◆ **PROBLEM REQUIREMENTS**
Go through the records and report each line holding the string "JSON".

##### DATA EXCERPTS #####

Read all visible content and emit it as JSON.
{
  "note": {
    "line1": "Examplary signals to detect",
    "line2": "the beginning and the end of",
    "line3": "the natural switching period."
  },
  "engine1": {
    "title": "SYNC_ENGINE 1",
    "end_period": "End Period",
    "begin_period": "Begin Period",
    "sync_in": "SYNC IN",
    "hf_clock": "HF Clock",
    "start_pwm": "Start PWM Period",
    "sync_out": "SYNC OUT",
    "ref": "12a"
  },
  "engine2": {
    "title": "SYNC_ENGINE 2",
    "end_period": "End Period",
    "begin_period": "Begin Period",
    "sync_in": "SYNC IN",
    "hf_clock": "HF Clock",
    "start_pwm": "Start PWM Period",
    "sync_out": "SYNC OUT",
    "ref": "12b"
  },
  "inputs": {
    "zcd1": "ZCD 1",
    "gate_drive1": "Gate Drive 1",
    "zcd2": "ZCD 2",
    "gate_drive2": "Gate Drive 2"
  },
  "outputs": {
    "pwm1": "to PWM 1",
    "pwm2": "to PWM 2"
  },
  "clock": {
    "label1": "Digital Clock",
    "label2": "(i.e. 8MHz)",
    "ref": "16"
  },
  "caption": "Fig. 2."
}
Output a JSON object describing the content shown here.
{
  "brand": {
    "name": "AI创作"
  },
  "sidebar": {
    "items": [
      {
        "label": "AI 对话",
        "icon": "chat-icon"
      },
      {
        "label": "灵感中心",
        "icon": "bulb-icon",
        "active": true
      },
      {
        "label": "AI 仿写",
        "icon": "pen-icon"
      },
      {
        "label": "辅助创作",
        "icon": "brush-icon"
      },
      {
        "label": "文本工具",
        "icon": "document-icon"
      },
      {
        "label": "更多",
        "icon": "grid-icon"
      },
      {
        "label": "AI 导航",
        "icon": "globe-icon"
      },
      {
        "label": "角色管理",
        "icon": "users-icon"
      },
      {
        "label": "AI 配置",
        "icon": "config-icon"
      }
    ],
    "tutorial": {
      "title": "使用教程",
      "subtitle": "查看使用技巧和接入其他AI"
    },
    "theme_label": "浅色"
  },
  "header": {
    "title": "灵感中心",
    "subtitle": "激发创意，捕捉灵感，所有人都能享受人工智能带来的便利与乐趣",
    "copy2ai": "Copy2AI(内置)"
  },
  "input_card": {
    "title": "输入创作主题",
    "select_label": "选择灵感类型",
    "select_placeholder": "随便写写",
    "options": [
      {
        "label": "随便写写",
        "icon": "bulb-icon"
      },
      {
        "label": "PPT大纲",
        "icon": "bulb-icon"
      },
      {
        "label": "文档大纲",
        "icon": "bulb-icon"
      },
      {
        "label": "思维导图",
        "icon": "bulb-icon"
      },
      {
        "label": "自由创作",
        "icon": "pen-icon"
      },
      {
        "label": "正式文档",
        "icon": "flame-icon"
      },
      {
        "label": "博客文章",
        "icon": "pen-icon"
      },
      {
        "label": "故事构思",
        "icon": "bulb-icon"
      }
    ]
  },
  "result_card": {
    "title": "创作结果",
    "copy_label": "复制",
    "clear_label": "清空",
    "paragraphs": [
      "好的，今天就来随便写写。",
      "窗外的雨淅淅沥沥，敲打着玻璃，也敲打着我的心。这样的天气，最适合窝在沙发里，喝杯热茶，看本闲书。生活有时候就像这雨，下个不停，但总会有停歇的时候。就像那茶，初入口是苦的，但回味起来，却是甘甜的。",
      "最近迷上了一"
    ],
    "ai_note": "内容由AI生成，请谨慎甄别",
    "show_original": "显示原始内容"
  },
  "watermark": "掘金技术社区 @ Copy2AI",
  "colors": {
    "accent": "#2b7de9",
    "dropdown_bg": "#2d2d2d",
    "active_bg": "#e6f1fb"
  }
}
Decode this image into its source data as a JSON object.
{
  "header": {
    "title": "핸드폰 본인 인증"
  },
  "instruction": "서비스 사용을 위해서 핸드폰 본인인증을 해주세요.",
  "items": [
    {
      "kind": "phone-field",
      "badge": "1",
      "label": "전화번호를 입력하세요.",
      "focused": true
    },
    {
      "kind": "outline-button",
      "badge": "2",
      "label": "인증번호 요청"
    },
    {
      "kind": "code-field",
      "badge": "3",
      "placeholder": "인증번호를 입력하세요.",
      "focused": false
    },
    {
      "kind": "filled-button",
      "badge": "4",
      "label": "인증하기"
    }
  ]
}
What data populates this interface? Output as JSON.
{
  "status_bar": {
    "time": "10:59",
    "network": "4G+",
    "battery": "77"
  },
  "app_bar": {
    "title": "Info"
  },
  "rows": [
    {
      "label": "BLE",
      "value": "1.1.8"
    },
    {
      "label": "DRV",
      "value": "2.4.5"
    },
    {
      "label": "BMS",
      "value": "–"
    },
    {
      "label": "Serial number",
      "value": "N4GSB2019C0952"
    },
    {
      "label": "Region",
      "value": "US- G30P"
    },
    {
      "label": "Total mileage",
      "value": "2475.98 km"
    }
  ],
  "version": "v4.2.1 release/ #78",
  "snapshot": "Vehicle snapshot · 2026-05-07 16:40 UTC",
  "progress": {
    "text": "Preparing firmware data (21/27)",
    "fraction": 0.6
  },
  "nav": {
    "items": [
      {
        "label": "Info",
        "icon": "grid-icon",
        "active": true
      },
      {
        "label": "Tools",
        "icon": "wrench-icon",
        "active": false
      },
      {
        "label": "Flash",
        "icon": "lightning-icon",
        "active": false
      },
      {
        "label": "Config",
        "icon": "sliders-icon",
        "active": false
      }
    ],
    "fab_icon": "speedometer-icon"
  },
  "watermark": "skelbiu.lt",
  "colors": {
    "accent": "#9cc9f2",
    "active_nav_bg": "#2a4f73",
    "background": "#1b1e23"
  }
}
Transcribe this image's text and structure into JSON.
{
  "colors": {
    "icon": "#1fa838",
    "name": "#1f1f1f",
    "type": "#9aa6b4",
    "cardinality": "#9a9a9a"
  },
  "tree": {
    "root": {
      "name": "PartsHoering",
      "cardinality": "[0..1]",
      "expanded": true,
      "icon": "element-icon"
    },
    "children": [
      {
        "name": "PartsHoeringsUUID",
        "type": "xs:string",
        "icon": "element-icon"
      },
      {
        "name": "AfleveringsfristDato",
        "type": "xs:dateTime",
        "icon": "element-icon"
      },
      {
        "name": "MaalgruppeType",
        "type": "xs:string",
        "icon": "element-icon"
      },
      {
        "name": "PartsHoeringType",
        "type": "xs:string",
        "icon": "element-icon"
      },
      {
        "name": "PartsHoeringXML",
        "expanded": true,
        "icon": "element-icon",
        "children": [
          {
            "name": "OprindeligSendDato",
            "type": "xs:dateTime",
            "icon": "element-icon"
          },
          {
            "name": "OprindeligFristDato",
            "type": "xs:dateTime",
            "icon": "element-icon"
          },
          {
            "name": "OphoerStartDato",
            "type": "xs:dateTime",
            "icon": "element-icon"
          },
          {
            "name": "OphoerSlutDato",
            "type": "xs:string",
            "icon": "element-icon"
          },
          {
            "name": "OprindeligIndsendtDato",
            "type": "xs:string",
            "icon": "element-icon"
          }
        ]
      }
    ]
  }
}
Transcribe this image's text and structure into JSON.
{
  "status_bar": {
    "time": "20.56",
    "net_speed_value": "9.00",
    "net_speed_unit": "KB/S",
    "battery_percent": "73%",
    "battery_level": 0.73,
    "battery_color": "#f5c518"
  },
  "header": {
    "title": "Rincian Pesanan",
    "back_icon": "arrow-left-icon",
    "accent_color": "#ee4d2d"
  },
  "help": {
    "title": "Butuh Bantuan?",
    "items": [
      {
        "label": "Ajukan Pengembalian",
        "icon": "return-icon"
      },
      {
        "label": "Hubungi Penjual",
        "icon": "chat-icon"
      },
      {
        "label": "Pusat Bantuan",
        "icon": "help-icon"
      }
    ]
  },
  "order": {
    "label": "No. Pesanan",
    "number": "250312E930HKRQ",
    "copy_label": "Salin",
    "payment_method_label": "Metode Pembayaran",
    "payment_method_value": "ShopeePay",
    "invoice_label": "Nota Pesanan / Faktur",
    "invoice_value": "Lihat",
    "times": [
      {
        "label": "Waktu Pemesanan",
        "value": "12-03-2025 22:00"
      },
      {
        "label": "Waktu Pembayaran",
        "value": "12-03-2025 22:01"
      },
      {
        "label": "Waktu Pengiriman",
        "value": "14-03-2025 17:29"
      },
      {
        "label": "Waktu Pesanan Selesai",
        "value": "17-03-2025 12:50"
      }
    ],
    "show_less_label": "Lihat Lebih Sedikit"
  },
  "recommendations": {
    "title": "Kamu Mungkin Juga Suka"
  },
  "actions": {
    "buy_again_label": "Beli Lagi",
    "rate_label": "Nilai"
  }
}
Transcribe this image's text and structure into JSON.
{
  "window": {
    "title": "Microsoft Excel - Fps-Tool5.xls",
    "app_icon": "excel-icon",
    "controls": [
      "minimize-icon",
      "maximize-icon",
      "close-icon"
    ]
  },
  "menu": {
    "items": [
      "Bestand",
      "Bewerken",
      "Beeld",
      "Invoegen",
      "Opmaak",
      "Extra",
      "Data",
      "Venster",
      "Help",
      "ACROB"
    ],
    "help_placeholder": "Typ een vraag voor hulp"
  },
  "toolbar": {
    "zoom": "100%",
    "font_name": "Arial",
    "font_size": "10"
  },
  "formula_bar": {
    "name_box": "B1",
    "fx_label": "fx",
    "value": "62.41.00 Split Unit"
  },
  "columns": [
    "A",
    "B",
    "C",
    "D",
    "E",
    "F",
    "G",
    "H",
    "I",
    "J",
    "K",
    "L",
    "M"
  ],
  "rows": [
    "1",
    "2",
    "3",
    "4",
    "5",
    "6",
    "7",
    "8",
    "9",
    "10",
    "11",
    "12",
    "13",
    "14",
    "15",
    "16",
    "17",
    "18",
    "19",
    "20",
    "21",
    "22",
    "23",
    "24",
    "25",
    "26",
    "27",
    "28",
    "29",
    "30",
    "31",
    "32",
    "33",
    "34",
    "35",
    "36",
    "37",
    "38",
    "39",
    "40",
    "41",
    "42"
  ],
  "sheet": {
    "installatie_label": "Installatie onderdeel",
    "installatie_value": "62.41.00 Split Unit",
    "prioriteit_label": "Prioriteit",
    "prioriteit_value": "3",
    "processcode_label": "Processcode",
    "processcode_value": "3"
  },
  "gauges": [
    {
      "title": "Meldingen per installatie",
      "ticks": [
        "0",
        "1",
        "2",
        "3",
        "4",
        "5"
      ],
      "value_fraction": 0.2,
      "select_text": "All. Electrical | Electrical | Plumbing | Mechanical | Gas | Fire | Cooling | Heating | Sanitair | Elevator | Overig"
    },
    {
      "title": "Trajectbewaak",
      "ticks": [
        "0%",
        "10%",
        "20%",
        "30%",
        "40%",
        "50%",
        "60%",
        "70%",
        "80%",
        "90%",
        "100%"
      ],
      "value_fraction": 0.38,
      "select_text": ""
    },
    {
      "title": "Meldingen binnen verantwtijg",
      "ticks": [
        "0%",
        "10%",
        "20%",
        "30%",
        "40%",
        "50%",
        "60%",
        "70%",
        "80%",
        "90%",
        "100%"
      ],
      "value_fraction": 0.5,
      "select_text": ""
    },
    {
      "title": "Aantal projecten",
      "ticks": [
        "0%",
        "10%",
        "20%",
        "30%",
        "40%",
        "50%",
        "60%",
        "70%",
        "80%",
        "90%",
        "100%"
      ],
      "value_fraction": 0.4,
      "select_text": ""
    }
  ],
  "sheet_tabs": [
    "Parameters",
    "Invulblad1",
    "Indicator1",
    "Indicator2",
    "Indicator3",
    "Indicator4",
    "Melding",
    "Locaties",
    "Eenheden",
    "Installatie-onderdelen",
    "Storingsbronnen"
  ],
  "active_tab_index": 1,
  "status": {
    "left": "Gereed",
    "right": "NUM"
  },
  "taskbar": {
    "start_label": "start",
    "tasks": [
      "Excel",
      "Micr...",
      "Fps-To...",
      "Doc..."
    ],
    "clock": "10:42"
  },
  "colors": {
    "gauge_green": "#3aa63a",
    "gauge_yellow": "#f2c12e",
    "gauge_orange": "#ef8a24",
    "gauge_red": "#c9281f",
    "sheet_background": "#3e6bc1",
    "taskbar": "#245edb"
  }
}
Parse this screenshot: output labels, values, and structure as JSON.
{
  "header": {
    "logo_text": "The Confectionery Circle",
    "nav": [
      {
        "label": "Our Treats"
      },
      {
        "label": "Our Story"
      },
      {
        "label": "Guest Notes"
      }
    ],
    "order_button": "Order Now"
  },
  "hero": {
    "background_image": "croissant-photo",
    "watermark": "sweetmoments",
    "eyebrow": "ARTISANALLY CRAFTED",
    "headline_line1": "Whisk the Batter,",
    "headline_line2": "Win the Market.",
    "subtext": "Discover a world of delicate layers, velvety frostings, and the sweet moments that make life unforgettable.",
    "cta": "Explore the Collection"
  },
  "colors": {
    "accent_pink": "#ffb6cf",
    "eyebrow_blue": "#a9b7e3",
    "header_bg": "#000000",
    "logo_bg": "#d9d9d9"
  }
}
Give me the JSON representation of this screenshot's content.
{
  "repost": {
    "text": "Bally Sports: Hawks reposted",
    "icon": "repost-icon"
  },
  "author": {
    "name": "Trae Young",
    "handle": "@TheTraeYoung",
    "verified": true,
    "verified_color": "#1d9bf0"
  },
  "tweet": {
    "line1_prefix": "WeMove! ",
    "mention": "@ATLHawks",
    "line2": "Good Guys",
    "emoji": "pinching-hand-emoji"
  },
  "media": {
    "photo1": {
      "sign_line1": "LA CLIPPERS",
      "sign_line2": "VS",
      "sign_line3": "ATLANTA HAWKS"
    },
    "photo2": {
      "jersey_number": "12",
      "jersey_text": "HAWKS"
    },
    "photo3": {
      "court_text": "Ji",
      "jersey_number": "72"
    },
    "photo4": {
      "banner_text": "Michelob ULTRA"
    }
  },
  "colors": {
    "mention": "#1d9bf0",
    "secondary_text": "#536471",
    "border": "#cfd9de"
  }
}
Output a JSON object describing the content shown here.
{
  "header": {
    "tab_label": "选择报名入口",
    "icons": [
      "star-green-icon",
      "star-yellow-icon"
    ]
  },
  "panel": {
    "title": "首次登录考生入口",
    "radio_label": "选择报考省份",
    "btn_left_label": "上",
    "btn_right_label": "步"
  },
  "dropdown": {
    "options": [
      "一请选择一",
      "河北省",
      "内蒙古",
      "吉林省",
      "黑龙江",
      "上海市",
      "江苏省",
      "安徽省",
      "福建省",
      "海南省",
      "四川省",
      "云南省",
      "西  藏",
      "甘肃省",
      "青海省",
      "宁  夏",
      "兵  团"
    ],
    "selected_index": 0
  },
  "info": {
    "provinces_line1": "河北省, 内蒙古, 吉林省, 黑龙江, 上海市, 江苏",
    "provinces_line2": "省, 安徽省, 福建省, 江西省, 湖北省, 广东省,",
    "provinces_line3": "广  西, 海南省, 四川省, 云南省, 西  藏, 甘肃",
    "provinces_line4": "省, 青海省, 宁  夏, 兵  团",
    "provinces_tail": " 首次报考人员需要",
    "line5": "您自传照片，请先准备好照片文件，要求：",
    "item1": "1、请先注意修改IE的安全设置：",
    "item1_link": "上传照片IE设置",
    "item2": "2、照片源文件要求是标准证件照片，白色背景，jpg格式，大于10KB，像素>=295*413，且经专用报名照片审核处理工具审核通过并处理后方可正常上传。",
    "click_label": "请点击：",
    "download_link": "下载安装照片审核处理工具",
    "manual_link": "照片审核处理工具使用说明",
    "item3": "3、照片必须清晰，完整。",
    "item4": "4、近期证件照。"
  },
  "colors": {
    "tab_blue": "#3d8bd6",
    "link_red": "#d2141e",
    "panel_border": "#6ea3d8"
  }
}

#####

◆ **RESULT OF THIS EXERCISE**
Read all visible content and emit it as JSON.
Output a JSON object describing the content shown here.
Decode this image into its source data as a JSON object.
What data populates this interface? Output as JSON.
Transcribe this image's text and structure into JSON.
Transcribe this image's text and structure into JSON.
Transcribe this image's text and structure into JSON.
Parse this screenshot: output labels, values, and structure as JSON.
Give me the JSON representation of this screenshot's content.
Output a JSON object describing the content shown here.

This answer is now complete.